• WHAT IS EXPECTED:
Among the entries, how many lines hold the word "Computer"? Respond with that number only.

• THE DATA:
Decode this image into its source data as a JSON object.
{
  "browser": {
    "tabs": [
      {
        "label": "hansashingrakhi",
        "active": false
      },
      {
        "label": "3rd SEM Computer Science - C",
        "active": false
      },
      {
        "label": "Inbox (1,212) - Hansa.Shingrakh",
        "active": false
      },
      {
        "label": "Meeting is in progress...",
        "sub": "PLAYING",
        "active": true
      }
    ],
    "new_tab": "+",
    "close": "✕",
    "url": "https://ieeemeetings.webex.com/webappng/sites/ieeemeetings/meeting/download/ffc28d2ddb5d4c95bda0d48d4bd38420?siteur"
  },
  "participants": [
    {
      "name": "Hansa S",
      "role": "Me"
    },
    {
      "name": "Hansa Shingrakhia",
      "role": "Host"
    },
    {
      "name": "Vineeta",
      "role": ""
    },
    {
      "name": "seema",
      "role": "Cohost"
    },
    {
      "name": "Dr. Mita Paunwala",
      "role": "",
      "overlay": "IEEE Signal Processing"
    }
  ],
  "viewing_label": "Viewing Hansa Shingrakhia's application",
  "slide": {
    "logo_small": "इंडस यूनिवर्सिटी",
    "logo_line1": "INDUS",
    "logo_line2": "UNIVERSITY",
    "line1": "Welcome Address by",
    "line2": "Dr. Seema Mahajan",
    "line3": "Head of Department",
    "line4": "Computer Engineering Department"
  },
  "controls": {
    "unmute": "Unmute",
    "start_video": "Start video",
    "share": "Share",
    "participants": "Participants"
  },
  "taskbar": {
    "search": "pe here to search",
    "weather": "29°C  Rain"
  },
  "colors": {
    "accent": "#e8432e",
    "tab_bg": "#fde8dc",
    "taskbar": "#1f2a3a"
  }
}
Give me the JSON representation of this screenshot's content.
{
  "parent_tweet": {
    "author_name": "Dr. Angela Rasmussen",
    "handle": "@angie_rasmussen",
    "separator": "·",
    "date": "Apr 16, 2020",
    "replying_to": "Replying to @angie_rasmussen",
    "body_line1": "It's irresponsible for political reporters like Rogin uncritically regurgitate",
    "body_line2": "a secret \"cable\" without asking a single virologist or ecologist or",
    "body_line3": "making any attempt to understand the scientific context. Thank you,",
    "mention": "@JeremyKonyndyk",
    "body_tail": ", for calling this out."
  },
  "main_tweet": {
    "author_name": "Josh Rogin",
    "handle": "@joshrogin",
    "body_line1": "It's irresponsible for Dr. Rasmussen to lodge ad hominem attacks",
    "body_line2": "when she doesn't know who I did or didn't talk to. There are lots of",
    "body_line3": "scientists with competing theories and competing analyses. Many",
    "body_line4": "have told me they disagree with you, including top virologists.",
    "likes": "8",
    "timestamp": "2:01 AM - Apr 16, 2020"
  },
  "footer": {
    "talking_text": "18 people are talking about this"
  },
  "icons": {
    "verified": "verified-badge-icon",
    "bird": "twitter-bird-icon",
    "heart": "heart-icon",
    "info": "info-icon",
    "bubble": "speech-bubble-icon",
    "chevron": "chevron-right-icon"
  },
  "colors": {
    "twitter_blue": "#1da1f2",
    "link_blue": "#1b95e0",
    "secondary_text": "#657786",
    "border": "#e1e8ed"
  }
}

• COMPLETED EXERCISE:
2